UNC’s auditing program allows students to take courses in which they are not required to complete assignments or exams, but they are expected to attend class. Credit is not awarded for these courses. People 65 years of age and older can take courses in the auditing program free of tuition charges.
Lavaux found that UNC’s administration and staff were very welcoming and helped him adjust to modern academic life.
“I didn’t even know how to put my homework on Canvas (an online course management system), so I went over to the office and they helped me put an app on my phone that I had no idea was available and they showed me how to submit my homework,” Lavaux said. “Back in my day, we didn’t have anything like that. It was all hard copy and all of our math was done with a slide ruler. We had no computers.”
Since Lavaux has adjusted to the new higher education practices, his experience has been rock solid. He’s created relationships with his professors and classmates, something his past experiences helped with.
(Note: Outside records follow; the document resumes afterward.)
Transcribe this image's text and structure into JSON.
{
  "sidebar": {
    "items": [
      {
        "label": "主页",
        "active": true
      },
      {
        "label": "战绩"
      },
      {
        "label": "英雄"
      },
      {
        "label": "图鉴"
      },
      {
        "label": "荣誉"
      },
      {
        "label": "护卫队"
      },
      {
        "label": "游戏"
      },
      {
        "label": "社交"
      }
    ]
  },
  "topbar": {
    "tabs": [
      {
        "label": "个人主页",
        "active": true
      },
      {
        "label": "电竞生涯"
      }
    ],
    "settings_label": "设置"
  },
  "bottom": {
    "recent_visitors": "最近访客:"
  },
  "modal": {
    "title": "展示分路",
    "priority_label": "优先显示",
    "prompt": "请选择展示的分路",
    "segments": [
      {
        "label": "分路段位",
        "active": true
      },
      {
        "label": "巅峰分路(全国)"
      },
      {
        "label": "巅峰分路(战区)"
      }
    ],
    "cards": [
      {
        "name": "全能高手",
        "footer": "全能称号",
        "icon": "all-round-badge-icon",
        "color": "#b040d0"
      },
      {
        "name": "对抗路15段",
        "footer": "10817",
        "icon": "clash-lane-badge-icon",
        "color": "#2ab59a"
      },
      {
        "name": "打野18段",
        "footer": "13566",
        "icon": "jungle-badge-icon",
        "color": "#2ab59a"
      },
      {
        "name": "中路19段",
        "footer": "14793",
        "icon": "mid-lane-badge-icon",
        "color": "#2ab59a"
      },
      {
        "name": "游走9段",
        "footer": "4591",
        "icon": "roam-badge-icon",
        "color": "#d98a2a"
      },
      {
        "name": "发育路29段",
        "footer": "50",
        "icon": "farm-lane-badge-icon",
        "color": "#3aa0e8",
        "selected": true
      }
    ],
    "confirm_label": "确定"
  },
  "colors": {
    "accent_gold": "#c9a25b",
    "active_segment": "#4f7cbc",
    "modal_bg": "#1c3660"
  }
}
“In practice, you have to know how to communicate and read people. You work with all ages. And then, with dancing, we’re the oldest couple there. A lot of the college kids come over and we just dance and have fun," Lavaux said.
Now, he's looking forward to learning more about the geological formations he's seen across Colorado and the world.
“We have a house in the mountains and we have rocks all around us where they’ve carved out roads and you can see the different rock layers and all,” Lavaux said. “I look at them and I think, ‘I wonder what kind of rock that is and how did it get here?’ When you’re traveling, you see formations and you think, ‘Wow, look at that. How did that happen?’ So, I’d just like to learn more about my area.”
As a life-long learner, Lavaux encourages people to take advantage of opportunities to explore and be exposed to different cultures around the world.
“With optometry, I was able to go all around to different places in the world and meet different people of different cultures around the United States,” he said. “You have to use what you have and take advantage of things that are out there. You can’t just sit back. You got to go out and pursue things.”
Lavaux explores the city of Auckland, New Zealand with his wife, Diane, before going to teach at the University of Auckland School of Optometry and Vision Science.
Lavaux and his coworkers in his Navajo hospital team hike to the summit of Mt. Humphrey in Arizona.
Lavaux and his wife, Diane, ride on horseback in Panama.
Lavaux hikes a mountain in Panama.
– written by Alani Casiano, a senior English major